In 2001: A Space Odyssey, sentient ship computer HAL 9000 kills the crew of the Discovery One when he cannot resolve a conflict in his programming. Although effectively creepy and foreboding, 2001 presents an age-old tale of AI turning against man, and man fighting back. What Event Horizon does differently is that the ship is alive – not because of a rogue AI, not because of singularity. Once the ship crosses into another dimension, it’s almost as if she’s possessed, like she’s been doused in evil inter-dimensional goo and come to life. All the hallucinations experienced by the crew members, all the manifestations of their own personal regrets and guilt, they all seem to permeate from the ship’s otherworldly gravitational drive. The ship is now a character – not cold and calculated like HAL 9000, but strange and nearly organic, giving the film an almost Lovecraftian feel. Even though the ship can’t speak like an AI can, she speaks by playing with the crew’s minds. The ship exploits people in the most insidious of ways, manipulating them to feel their absolute emotional worst – which is entirely more horrific. This departure from typical sci-fi is partly what makes Event Horizon so unique.

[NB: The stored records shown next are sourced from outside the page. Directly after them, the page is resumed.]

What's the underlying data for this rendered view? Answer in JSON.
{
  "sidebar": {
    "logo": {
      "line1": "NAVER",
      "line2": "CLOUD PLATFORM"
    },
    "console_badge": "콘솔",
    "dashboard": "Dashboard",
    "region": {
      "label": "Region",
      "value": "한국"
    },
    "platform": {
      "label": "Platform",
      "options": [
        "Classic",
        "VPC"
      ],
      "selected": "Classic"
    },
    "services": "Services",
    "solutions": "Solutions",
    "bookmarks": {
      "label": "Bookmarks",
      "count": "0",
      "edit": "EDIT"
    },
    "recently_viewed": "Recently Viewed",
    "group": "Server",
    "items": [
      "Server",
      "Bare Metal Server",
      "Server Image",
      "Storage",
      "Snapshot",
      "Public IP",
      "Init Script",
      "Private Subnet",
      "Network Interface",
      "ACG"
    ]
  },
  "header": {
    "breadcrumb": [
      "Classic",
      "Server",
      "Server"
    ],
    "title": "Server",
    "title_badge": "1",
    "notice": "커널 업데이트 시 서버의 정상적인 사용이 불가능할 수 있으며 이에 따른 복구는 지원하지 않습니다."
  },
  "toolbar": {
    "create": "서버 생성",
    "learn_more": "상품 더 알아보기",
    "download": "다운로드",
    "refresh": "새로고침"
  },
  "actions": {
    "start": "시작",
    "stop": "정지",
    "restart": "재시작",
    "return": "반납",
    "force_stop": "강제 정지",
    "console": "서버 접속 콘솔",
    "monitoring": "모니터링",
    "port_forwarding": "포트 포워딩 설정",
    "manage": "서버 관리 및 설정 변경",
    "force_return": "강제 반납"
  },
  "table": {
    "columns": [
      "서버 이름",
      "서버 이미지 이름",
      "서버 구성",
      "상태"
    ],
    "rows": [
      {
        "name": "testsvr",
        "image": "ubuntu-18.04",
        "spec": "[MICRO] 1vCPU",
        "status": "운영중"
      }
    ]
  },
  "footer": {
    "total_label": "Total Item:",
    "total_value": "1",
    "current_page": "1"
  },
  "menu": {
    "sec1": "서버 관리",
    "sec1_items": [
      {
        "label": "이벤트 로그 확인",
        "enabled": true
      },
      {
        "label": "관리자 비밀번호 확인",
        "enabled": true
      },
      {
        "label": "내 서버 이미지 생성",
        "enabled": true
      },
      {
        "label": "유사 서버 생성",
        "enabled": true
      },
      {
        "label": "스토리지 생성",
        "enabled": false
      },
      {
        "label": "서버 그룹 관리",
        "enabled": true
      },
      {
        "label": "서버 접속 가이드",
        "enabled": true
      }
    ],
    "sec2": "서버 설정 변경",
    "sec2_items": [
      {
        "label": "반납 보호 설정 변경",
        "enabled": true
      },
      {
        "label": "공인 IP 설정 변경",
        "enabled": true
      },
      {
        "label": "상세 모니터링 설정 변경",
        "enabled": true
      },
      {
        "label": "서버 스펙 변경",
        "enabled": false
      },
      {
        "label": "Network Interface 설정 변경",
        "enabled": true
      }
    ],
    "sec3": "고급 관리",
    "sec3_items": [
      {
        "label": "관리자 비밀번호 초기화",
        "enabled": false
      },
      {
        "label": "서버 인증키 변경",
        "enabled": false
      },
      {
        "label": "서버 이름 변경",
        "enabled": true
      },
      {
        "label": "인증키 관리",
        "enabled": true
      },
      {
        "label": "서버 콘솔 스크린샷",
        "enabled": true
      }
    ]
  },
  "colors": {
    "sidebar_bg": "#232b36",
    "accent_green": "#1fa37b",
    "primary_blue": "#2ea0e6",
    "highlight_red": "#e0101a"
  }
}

The desire to explore is an integral part of human nature, from sailing the open seas to probing beyond the confines of the universe. What Event Horizon does correctly is it takes the idea of space exploration and expands it to the ultimate unknown: the theoretical. Much of science fiction revolves around mad science and the idea that man shouldn’t meddle with things he can’t understand. Of course this is relevant to Event Horizon, with Weir being the focus. Man has always been greedy about knowledge, letting the pursuit of it hinder his judgement. The consequences of which may be his downfall, and in this film, they most certainly are. Weir, tasked with designing the ship how-many-ever years ago, is too obsessed with his work to see that he is neglecting his emotionally fragile wife. His grief over her eventual suicide has haunted him for years, and is a contributor to his breakdown of self. Weir hallucinates that his wife is there by his side, beckoning him with whispers of, “Be with me. Forever.” The audience knows it’s the ship manipulating him, but he is too weak to overcome her allure. As the story progresses, Weir becomes more and more a part of the ship, giving himself over to whatever Evil has brought her to life. The turning point comes when Miller proclaims that as soon as the Lewis & Clark are a safe enough distance away, he plans to fire missiles at the ship until “[he’s] satisfied she’s vaporized.” Weir goes into protection mode, putting the life of the ship above anything or anyone else. Somewhat in a trance, he sabotages the salvage crew’s only hope for getting back home. Event Horizon is, in essence, a chilling cautionary tale of not letting your work consume you. Because when your ship has been to Hell and back, she might literally consume you.

Twenty years later, Event Horizon feels just as new and engaging as it did upon its initial release. The resonance is due in large part to thematic coherence, which is something that arguably a lot of genre films lack. Event Horizon is a compelling work of art, rising above accusations of derivative storytelling – the scope of which lies in Paul W.S. Anderson’s dark (and gory) vision. The film’s influence is undeniable: take a look at 2002’s Ghost Ship or 2007’s Sunshine. These types of stories are timeless, told over and over, because they scratch at an itch intrinsic to us as humans. As long as there is an unknown to explore, films like Event Horizon will resonate with us.